• What is expected:
Please give the count of lines in the listing underneath that hold "value", leaving out everything else.

• Data for the task:

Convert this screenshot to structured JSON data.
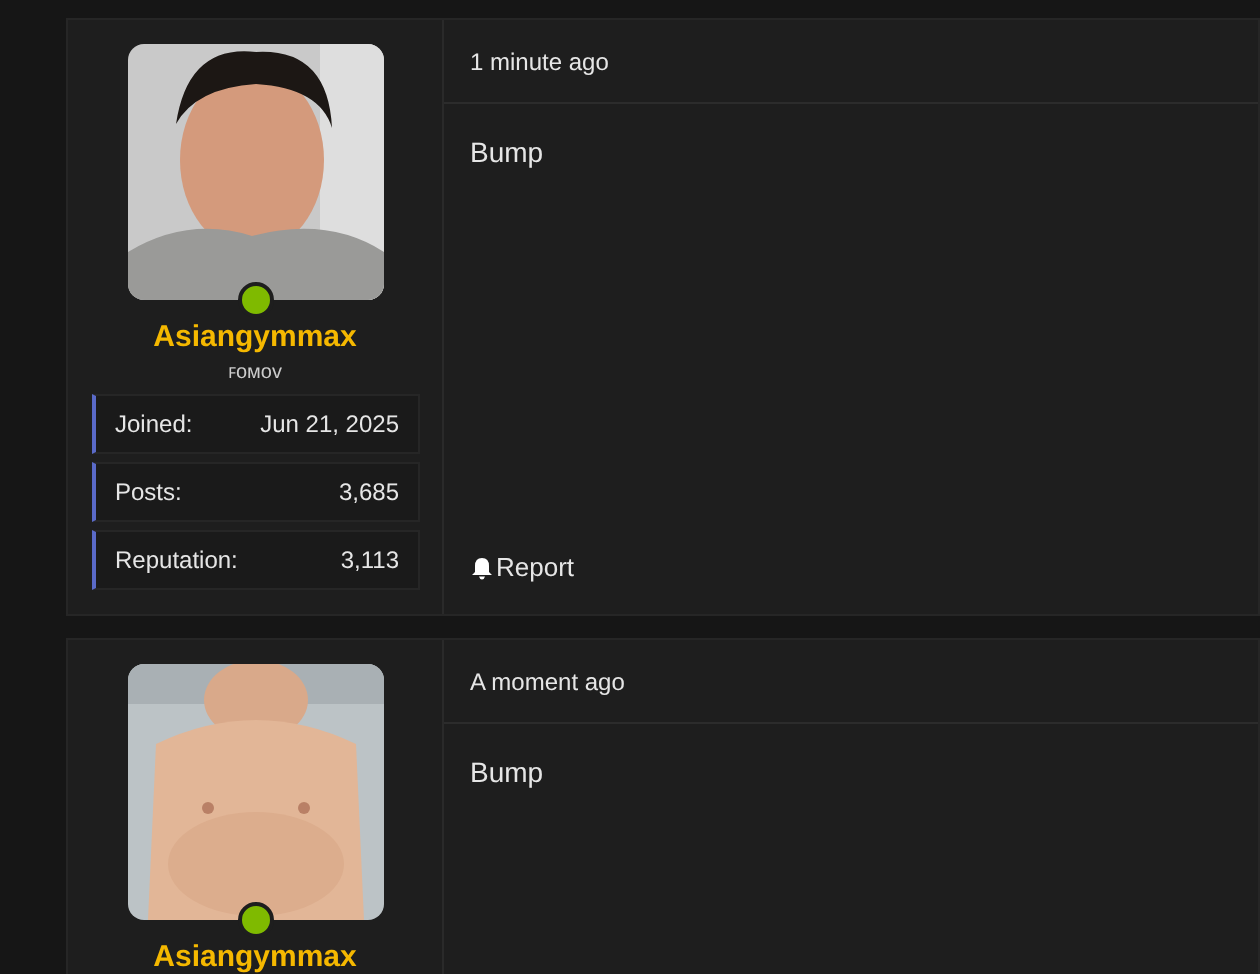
{
  "posts": [
    {
      "username": "Asiangymmax",
      "online": true,
      "user_title": "ꜰᴏᴍᴏᴠ",
      "avatar": {
        "kind": "picture"
      },
      "stats": [
        {
          "label": "Joined:",
          "value": "Jun 21, 2025"
        },
        {
          "label": "Posts:",
          "value": "3,685"
        },
        {
          "label": "Reputation:",
          "value": "3,113"
        }
      ],
      "time": "1 minute ago",
      "body": "Bump",
      "actions": [
        {
          "label": "Report"
        }
      ]
    },
    {
      "username": "Asiangymmax",
      "online": true,
      "avatar": {
        "kind": "picture"
      },
      "time": "A moment ago",
      "body": "Bump"
    }
  ]
}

• Written solution:
3